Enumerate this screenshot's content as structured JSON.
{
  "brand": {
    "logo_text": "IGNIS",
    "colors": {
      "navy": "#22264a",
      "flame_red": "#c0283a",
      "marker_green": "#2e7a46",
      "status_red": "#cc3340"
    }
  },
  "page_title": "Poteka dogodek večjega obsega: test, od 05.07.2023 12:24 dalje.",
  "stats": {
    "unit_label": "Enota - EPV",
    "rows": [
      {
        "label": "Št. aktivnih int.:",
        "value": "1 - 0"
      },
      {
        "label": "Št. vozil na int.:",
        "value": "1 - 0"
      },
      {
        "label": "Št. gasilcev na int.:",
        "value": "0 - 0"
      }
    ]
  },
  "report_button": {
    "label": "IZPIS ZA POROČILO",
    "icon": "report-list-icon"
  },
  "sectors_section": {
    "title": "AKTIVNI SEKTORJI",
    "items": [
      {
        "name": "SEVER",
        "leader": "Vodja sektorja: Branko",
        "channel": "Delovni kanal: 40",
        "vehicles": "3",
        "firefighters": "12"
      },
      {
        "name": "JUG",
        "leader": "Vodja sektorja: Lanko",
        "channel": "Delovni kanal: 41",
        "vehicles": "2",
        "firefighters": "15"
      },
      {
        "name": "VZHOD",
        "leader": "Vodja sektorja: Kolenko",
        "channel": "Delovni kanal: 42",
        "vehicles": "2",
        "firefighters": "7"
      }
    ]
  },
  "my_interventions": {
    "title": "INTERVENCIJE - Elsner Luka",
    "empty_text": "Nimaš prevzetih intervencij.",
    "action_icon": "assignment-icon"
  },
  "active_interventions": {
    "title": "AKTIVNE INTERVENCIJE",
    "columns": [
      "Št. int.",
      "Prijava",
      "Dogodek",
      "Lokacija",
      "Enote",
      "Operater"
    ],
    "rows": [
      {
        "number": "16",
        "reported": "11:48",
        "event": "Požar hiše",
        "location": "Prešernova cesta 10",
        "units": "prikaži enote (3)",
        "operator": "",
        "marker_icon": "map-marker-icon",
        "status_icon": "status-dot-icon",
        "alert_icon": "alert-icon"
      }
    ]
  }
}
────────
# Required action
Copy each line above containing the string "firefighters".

# Written solution
        "firefighters": "12"
        "firefighters": "15"
        "firefighters": "7"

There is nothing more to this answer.